Unfortunately the density of his work doesn’t necessarily translate in album-length doses. His debut record Outmind doesn’t quite add up to an engaging, revisit-worthy dance album. It is divided into a dozen, heavily-detailed two-minute chunks. These components sound heavily worked on; flaring synths, kinked samples, and stampeding, brain-intruding drums. Matthewdavid has an obvious penchant for complex breakbeats, flipping percussive sounds all over his record with little care (or perhaps, little notice) for subtlety. They’re bruising, complex, and lovingly FlyLo-tian. He slots quite easily in amongst his Brainfeeder peers, but there’s little here to aggressively distinguish his own production persona. He’s got a lurching, tidal-wave surge of amniotic pomp. His beats seem to recede and push against one another, as if competing for floorspace. With so many of his peers embracing the same interwoven, multifaceted sounds, it’s a tack that can get a little tiring.

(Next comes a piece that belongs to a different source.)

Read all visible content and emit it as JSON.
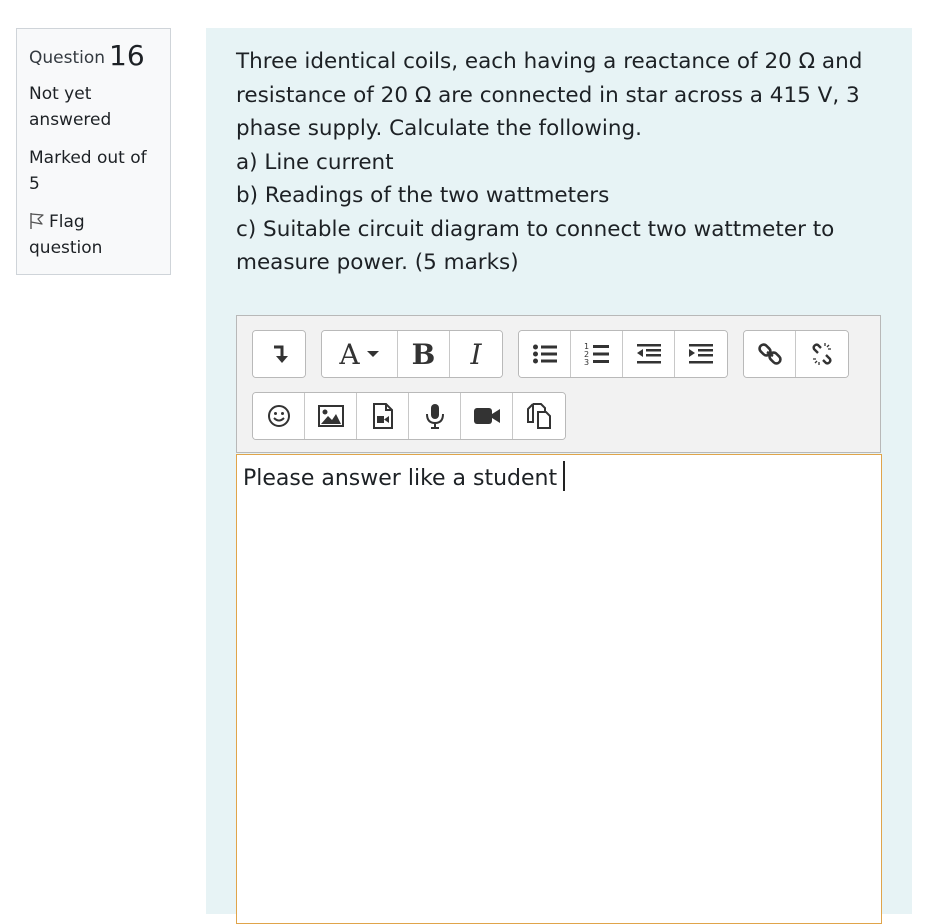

That’s not to say the album doesn’t work on an aesthetic level; plenty of these clips deserve recognition for the workmanship exhibited. The stickiest is the washing-machine warble of International which features a blurred, hallucinogenic vocal take from frequent collaborator Dogbite. The song tumbles around in druggy intangibility – a rattling snare, a dizzy synth-beam, it pulls the rug out from under itself. But even at his highlights Matthewdavid fails to pull his listener close, instead isolating them in a strange place away from danceability, but also away from anything commandingly new. He aims at euphoria far more times than he actually achieves it; the dubstep-lite Like You Mean It aspires to be a club anthem (down to incorporating a rave-tastic falsetto lilt) but its wings are clipped by sheer number of moving parts weighing him down.
Still, being lumped in with his Brainfeeder contemporaries is certainly not a bad thing, and outside of his niche-scene very few things sound like Outmind. But as it stands the record looks like a middling representation of the influences behind it, effortlessly adaptable, but unfortunately easy to pigeonhole. Matthewdavid has indisputable talent as a producer and sound-maker, and one day he might be able to rein in his hyperactive beats and A.D.D. cuts and craft something iconoclastically in his own voice. For now his music drifts by irritatingly uncontested.